Schisandra How to Grow Schisandra berries

schisandra vines and berries

Schisandra aka Chinese magnolia vine produces small clusters of delicate creamy white flowers in mid spring followed by edible crimson red berries. I’d like to say they are delectable and tasty but they are not, they are friggin weird, although not over overpoweringly unpleasant they’re simply bizarre and not comparable to any other fruit I am aware of. In its native China it is referred to as Wu Wei Zi which translates to ‘5 flavored berry’. The taste is a poignant meld of sweet and sour with bitter and salty, what 5th flavor the Chinese detect is unbeknownst to me.

It has been used in Traditional Chinese Medicine for Centuries and many modern herbalists have incorporated it into their venue. As per the Web Md it is used ‘for increasing resistance to disease and stress, increasing energy, and increasing physical performance and endurance… preventing early aging and increasing lifespan… treating liver disease (hepatitis) and protecting the liver from poisons. The Chinese have developed a liver-protecting drug called DBD that is made from schisandrin, one of the chemicals in schisandra.’ [1]
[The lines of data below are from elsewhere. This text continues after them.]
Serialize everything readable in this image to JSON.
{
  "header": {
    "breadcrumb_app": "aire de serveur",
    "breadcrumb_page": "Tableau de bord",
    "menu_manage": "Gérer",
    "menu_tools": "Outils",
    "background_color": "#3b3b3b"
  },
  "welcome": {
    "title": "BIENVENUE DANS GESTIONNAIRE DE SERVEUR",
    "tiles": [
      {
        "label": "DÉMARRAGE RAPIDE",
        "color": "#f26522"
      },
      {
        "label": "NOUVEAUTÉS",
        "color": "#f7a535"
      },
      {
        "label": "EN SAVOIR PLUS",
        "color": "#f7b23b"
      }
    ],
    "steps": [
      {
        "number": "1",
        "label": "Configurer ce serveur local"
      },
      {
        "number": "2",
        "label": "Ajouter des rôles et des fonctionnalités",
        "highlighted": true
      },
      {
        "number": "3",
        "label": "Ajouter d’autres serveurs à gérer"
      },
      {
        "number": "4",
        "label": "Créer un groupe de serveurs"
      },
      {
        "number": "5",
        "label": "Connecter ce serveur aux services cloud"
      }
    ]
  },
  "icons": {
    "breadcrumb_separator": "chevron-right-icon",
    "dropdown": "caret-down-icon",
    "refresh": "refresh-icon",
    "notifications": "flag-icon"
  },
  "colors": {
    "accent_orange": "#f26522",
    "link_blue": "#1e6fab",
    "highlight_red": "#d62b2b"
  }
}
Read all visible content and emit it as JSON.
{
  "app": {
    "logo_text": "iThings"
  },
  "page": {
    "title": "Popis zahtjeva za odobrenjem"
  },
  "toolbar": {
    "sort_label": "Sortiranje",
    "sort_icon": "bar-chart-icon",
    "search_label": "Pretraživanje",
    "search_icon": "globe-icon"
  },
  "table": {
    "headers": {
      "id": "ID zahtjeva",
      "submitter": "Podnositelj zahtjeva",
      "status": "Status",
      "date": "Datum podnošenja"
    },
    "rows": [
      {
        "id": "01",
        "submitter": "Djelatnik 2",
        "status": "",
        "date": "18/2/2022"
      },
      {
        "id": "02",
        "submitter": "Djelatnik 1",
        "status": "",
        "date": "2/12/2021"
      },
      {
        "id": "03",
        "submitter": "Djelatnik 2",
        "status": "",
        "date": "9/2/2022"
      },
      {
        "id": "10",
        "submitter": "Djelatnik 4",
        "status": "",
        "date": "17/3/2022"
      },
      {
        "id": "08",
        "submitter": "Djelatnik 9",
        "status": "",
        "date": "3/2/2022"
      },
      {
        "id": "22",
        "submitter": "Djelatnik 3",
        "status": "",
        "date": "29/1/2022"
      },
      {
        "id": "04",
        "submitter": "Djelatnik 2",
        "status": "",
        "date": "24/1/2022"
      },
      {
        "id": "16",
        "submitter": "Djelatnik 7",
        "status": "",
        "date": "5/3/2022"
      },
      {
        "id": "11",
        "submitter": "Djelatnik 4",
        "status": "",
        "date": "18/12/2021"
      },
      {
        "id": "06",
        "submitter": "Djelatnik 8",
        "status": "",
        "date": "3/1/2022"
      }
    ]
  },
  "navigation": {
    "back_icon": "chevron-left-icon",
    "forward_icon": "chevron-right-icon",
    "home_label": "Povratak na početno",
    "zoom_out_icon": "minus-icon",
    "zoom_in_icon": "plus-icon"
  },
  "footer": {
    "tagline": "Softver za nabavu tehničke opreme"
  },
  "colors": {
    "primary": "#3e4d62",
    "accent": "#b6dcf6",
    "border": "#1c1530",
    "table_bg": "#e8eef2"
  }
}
Schisandra vines are aesthetically pleasing eye candy that can be grown successfully in USDA zones 4 to 8. It does not die back in winter in the more temperate zones. The vines normally grow 8 – 12 feet long, but claims of 30 foot vines have been touted. A support system such as an arbor, fence or trellis is advisable.

Schisandra can be grown from seed, but not without many trials and tribulations. It is difficult to germinate and slow to get started. The seeds also require cold stratification, which is the process of treating seeds prior to sowing to simulate winter conditions that they would have experienced in nature. If you are able to get hold of some young vines, that would be just dandy. They can also be propagated from cuttings . See: New plants from Cuttings

Seedlings / young vines should be planted outdoors in the spring when any danger of frost has passed. A location with partial shade is best, they do not fare well in full sun and will not grow in full shade.

Soil should be well-drained and slightly acidic, they will not grow well in clay soils. Schisandra thrives in a slightly acidic soil, Optimal soil pH is 5.0 – 6.0. See: Tracking and Adjusting Soil pH .

Place the root ball about 2 inches into the soil, it should be completely covered.

Space plants 3 to 5 inches apart and be sure to have at least one male and one female in order to get fruit.

They are not self pollinating so at least two plants will be needed to produce fruit, one male one female, ideally if you are growing multiple plants, one male is needed for every 3 or 4 females. Berries start to appear by the second season, sometimes the 3rd.